[Work instruction] Each record that follows must be printed exactly as given.

[Record extracts]
⁂

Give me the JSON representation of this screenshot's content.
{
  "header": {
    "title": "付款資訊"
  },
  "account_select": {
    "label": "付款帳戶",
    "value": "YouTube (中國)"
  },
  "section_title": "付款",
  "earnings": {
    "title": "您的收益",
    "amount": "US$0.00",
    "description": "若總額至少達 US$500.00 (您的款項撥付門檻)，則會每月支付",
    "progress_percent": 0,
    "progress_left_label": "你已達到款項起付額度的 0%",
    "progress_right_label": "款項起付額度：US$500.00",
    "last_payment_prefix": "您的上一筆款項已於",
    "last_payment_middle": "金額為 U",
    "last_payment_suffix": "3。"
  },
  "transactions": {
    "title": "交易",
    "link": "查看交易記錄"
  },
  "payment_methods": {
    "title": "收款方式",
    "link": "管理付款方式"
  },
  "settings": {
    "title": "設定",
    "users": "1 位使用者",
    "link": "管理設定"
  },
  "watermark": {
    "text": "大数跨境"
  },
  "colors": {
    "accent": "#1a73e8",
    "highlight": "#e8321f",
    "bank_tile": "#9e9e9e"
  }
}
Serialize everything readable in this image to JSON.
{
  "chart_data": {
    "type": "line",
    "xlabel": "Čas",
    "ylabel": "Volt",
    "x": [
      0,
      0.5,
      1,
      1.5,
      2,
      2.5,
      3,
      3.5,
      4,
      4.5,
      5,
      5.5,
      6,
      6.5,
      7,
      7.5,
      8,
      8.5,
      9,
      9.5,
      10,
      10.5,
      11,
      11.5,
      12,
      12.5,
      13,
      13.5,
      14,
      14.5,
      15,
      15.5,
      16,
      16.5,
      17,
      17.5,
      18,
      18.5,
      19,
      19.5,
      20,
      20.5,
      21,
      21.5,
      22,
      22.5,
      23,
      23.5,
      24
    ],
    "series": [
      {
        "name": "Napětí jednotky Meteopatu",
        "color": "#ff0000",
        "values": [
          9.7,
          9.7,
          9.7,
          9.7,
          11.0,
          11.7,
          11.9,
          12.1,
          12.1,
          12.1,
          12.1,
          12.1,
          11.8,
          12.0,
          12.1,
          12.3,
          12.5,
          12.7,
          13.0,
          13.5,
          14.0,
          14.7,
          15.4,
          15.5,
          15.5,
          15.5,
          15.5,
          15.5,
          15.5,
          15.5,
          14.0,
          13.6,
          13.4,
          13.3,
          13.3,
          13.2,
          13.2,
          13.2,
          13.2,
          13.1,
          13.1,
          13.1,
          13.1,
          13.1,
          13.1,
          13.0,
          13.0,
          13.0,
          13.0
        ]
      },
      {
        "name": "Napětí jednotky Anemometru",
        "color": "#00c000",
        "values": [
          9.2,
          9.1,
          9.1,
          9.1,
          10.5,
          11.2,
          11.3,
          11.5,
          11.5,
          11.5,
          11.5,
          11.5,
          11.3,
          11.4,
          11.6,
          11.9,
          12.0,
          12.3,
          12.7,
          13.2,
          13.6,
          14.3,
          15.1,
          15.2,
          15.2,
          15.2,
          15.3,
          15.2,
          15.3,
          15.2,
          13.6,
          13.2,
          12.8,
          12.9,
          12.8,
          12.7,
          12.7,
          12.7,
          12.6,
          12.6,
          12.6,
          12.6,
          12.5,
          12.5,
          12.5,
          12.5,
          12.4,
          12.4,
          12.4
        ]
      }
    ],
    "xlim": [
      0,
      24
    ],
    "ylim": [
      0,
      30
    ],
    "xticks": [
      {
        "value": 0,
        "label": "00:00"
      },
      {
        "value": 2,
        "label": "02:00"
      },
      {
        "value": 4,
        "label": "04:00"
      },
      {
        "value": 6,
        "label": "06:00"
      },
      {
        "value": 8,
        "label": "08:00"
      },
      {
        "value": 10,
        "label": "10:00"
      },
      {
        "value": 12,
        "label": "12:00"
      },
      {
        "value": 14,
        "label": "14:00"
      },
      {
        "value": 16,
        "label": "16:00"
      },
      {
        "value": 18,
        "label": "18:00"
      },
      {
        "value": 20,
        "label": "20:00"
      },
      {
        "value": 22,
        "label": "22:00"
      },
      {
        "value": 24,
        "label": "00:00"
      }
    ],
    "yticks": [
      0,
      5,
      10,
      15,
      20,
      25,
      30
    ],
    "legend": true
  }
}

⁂

[Answer for the task]
Give me the JSON representation of this screenshot's content.
{
  "header": {
    "title": "付款資訊"
  },
  "account_select": {
    "label": "付款帳戶",
    "value": "YouTube (中國)"
  },
  "section_title": "付款",
  "earnings": {
    "title": "您的收益",
    "amount": "US$0.00",
    "description": "若總額至少達 US$500.00 (您的款項撥付門檻)，則會每月支付",
    "progress_percent": 0,
    "progress_left_label": "你已達到款項起付額度的 0%",
    "progress_right_label": "款項起付額度：US$500.00",
    "last_payment_prefix": "您的上一筆款項已於",
    "last_payment_middle": "金額為 U",
    "last_payment_suffix": "3。"
  },
  "transactions": {
    "title": "交易",
    "link": "查看交易記錄"
  },
  "payment_methods": {
    "title": "收款方式",
    "link": "管理付款方式"
  },
  "settings": {
    "title": "設定",
    "users": "1 位使用者",
    "link": "管理設定"
  },
  "watermark": {
    "text": "大数跨境"
  },
  "colors": {
    "accent": "#1a73e8",
    "highlight": "#e8321f",
    "bank_tile": "#9e9e9e"
  }
}
Serialize everything readable in this image to JSON.
{
  "chart_data": {
    "type": "line",
    "xlabel": "Čas",
    "ylabel": "Volt",
    "x": [
      0,
      0.5,
      1,
      1.5,
      2,
      2.5,
      3,
      3.5,
      4,
      4.5,
      5,
      5.5,
      6,
      6.5,
      7,
      7.5,
      8,
      8.5,
      9,
      9.5,
      10,
      10.5,
      11,
      11.5,
      12,
      12.5,
      13,
      13.5,
      14,
      14.5,
      15,
      15.5,
      16,
      16.5,
      17,
      17.5,
      18,
      18.5,
      19,
      19.5,
      20,
      20.5,
      21,
      21.5,
      22,
      22.5,
      23,
      23.5,
      24
    ],
    "series": [
      {
        "name": "Napětí jednotky Meteopatu",
        "color": "#ff0000",
        "values": [
          9.7,
          9.7,
          9.7,
          9.7,
          11.0,
          11.7,
          11.9,
          12.1,
          12.1,
          12.1,
          12.1,
          12.1,
          11.8,
          12.0,
          12.1,
          12.3,
          12.5,
          12.7,
          13.0,
          13.5,
          14.0,
          14.7,
          15.4,
          15.5,
          15.5,
          15.5,
          15.5,
          15.5,
          15.5,
          15.5,
          14.0,
          13.6,
          13.4,
          13.3,
          13.3,
          13.2,
          13.2,
          13.2,
          13.2,
          13.1,
          13.1,
          13.1,
          13.1,
          13.1,
          13.1,
          13.0,
          13.0,
          13.0,
          13.0
        ]
      },
      {
        "name": "Napětí jednotky Anemometru",
        "color": "#00c000",
        "values": [
          9.2,
          9.1,
          9.1,
          9.1,
          10.5,
          11.2,
          11.3,
          11.5,
          11.5,
          11.5,
          11.5,
          11.5,
          11.3,
          11.4,
          11.6,
          11.9,
          12.0,
          12.3,
          12.7,
          13.2,
          13.6,
          14.3,
          15.1,
          15.2,
          15.2,
          15.2,
          15.3,
          15.2,
          15.3,
          15.2,
          13.6,
          13.2,
          12.8,
          12.9,
          12.8,
          12.7,
          12.7,
          12.7,
          12.6,
          12.6,
          12.6,
          12.6,
          12.5,
          12.5,
          12.5,
          12.5,
          12.4,
          12.4,
          12.4
        ]
      }
    ],
    "xlim": [
      0,
      24
    ],
    "ylim": [
      0,
      30
    ],
    "xticks": [
      {
        "value": 0,
        "label": "00:00"
      },
      {
        "value": 2,
        "label": "02:00"
      },
      {
        "value": 4,
        "label": "04:00"
      },
      {
        "value": 6,
        "label": "06:00"
      },
      {
        "value": 8,
        "label": "08:00"
      },
      {
        "value": 10,
        "label": "10:00"
      },
      {
        "value": 12,
        "label": "12:00"
      },
      {
        "value": 14,
        "label": "14:00"
      },
      {
        "value": 16,
        "label": "16:00"
      },
      {
        "value": 18,
        "label": "18:00"
      },
      {
        "value": 20,
        "label": "20:00"
      },
      {
        "value": 22,
        "label": "22:00"
      },
      {
        "value": 24,
        "label": "00:00"
      }
    ],
    "yticks": [
      0,
      5,
      10,
      15,
      20,
      25,
      30
    ],
    "legend": true
  }
}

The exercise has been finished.